There are fancier and bigger carbonators out there, but for the price this water carbonator is the best rated. In fact there are 60 different flavoring available for this home seltzer water maker.
There are all natural flavorings and non-asparatme and non-high fructose corn syrup options. Being an advocate of pure water I would highly recommend sticking to natural flavorings only, however.
In my opinion, increasing your water intake is one of the simplest, but most effective routines you can add to your life. Simply follow the strategies I've outline in this post and you'll form a habit that will make you healthier, happier and more likely to form other positive, life-changing habits.
Finally, when you've mastered this habit, I encourage you to try some simple workout routines or increasing your daily step count. Both are simple routines that can produce a dynamic change to your weight and overall fitness level. Like this post on daily water intake? Then share the below image on your favorite social media website like Pinterest!

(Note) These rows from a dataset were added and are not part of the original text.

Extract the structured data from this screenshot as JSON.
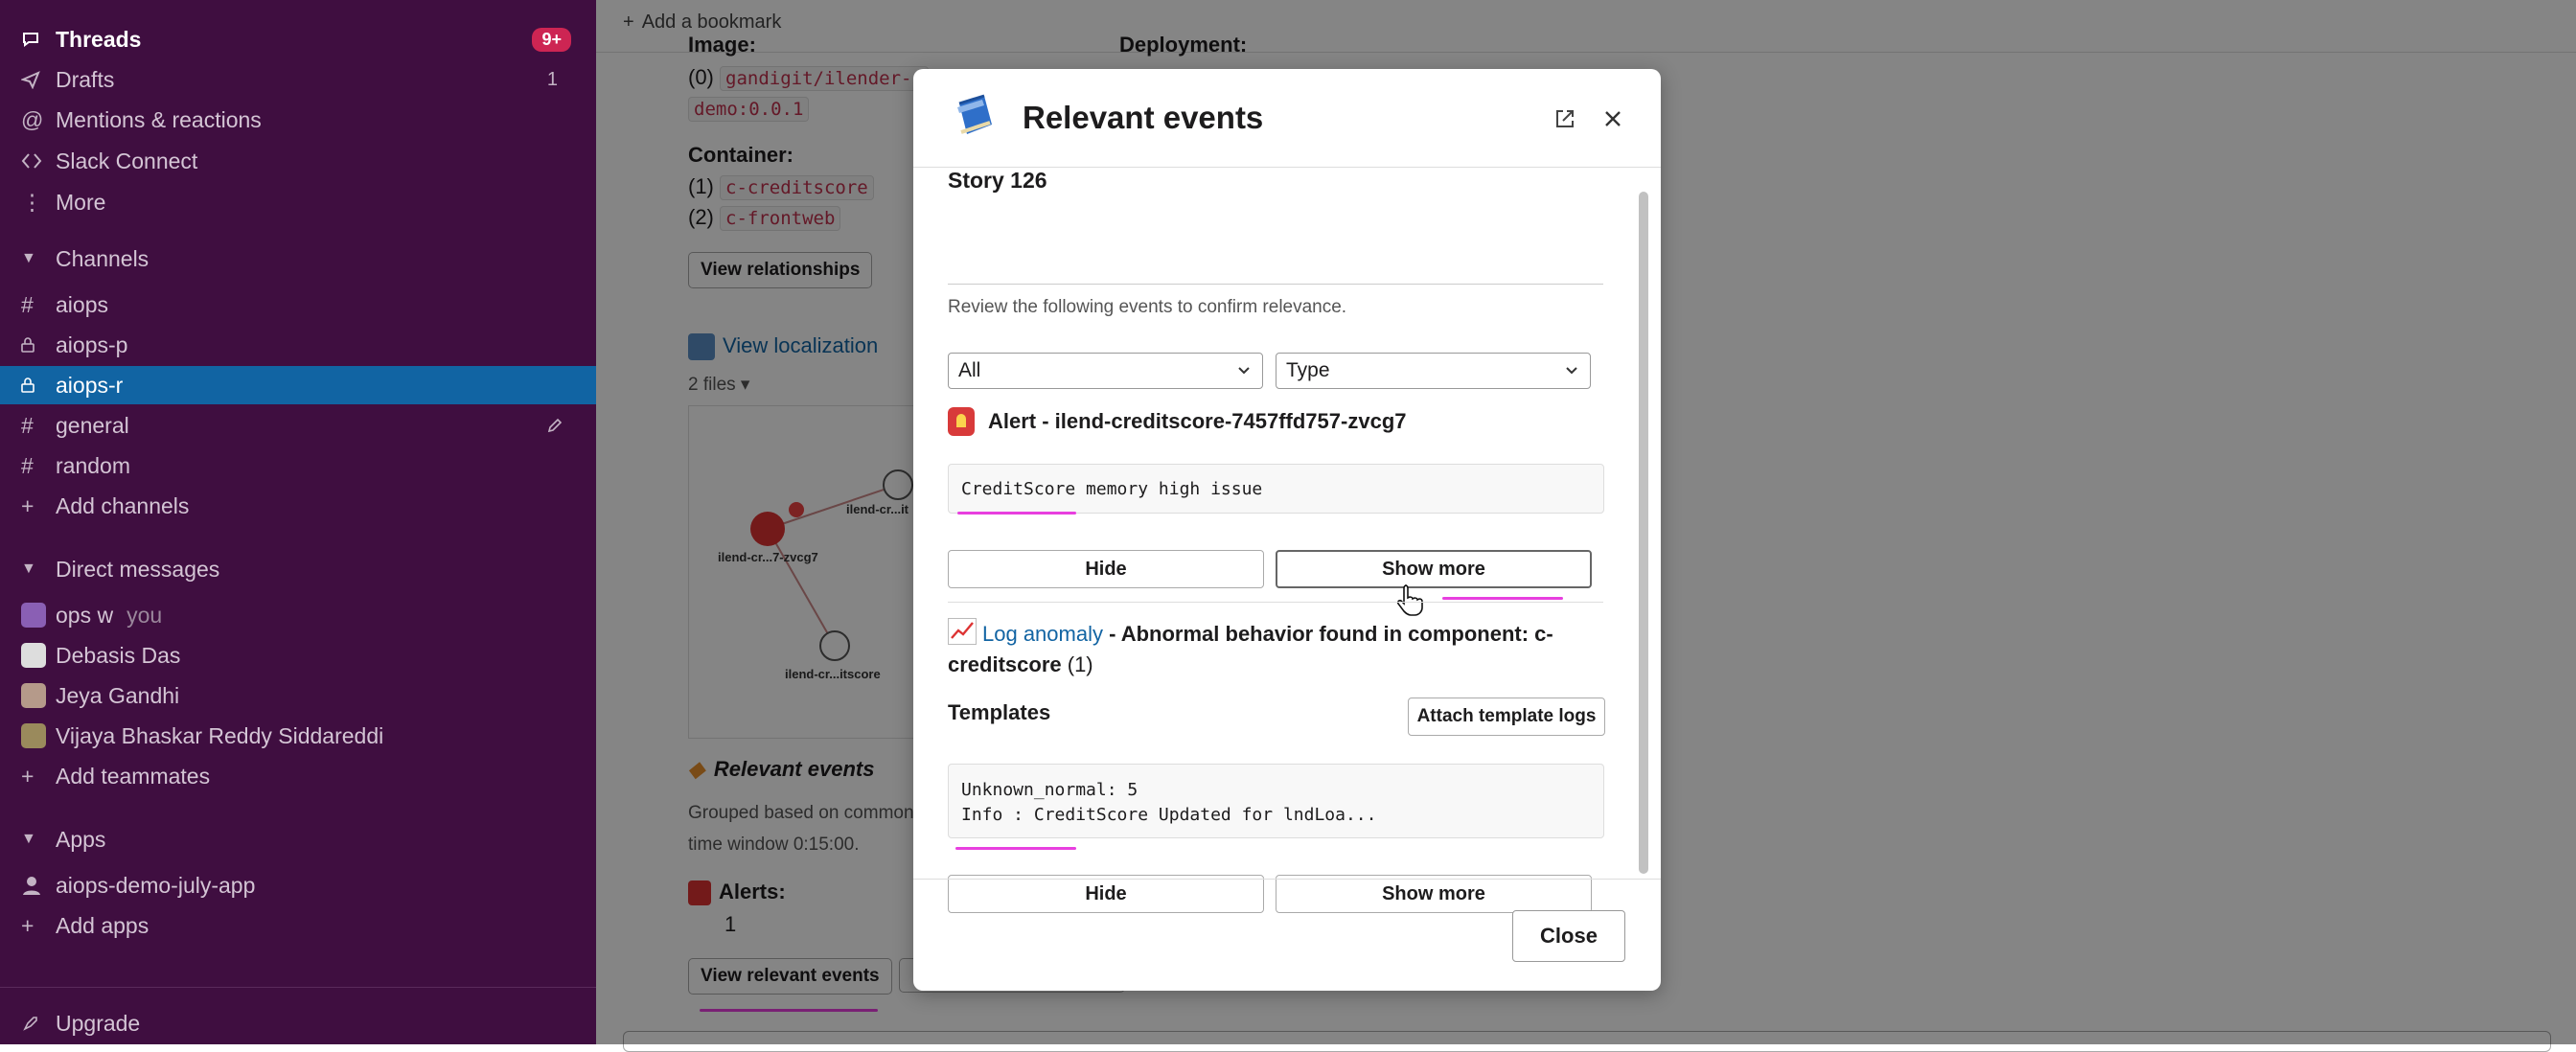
{
  "sidebar": {
    "threads_label": "Threads",
    "threads_badge": "9+",
    "drafts_label": "Drafts",
    "drafts_count": "1",
    "mentions_label": "Mentions & reactions",
    "connect_label": "Slack Connect",
    "more_label": "More",
    "channels_header": "Channels",
    "channels": [
      "aiops",
      "aiops-p",
      "aiops-r",
      "general",
      "random"
    ],
    "add_channels": "Add channels",
    "dm_header": "Direct messages",
    "dms": [
      "ops w",
      "Debasis Das",
      "Jeya Gandhi",
      "Vijaya Bhaskar Reddy Siddareddi"
    ],
    "dm_you": "you",
    "add_teammates": "Add teammates",
    "apps_header": "Apps",
    "apps": [
      "aiops-demo-july-app"
    ],
    "add_apps": "Add apps",
    "upgrade": "Upgrade"
  },
  "main": {
    "bookmark": "Add a bookmark",
    "image_label": "Image:",
    "deployment_label": "Deployment:",
    "image_idx": "(0)",
    "image_val1": "gandigit/ilender-c",
    "image_val2": "demo:0.0.1",
    "container_label": "Container:",
    "container_idx1": "(1)",
    "container_val1": "c-creditscore",
    "container_idx2": "(2)",
    "container_val2": "c-frontweb",
    "view_relationships": "View relationships",
    "view_localization": "View localization",
    "files": "2 files",
    "graph_nodes": [
      "ilend-cr...7-zvcg7",
      "ilend-cr...it",
      "ilend-cr...itscore"
    ],
    "relevant_events": "Relevant events",
    "grouped_text1": "Grouped based on common",
    "grouped_text2": "time window 0:15:00.",
    "alerts_label": "Alerts:",
    "alerts_count": "1",
    "view_relevant_events": "View relevant events"
  },
  "modal": {
    "title": "Relevant events",
    "story": "Story 126",
    "description": "Review the following events to confirm relevance.",
    "filter_all": "All",
    "filter_type": "Type",
    "alert_title": "Alert - ilend-creditscore-7457ffd757-zvcg7",
    "alert_message": "CreditScore memory high issue",
    "hide_label": "Hide",
    "show_more_label": "Show more",
    "log_link": "Log anomaly",
    "log_title": " - Abnormal behavior found in component: c-creditscore",
    "log_count": "(1)",
    "templates_label": "Templates",
    "attach_logs": "Attach template logs",
    "template_line1": "Unknown_normal: 5",
    "template_line2": "Info : CreditScore Updated for lndLoa...",
    "close_label": "Close"
  },
  "colors": {
    "sidebar_bg": "#3f0e40",
    "selected": "#1164a3",
    "badge": "#cd2553",
    "highlight_underline": "#e83fdf",
    "link": "#1264a3"
  }
}
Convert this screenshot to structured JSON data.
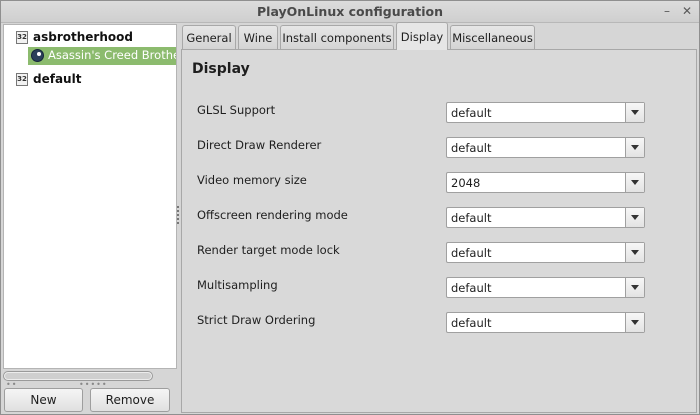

And share the benefits of water with others. A Lesson From the Air Force Help Kidney Function According to this New York Times wellness article, a moderate increase in water consumption can clear sodium, urea and toxins from the body, decreasing the likelihood of kidney related problems and even kidney stones. Create a Youthful Appearance. Oxygenates the blood Removes toxins from the blood Increases Lymph production Cleans eyes Cleans mouth Helps digest food Helps fight insomnia Lubricates joints Increases Serotonin Production fights depression Track your water intake I am a firm believer in tracking.
Get your own pure and clean water from home. Make Water More Convenient. Here are nine ways you can make water a convenient resource in your life: Carry a water bottle everywhere. Make it taste good.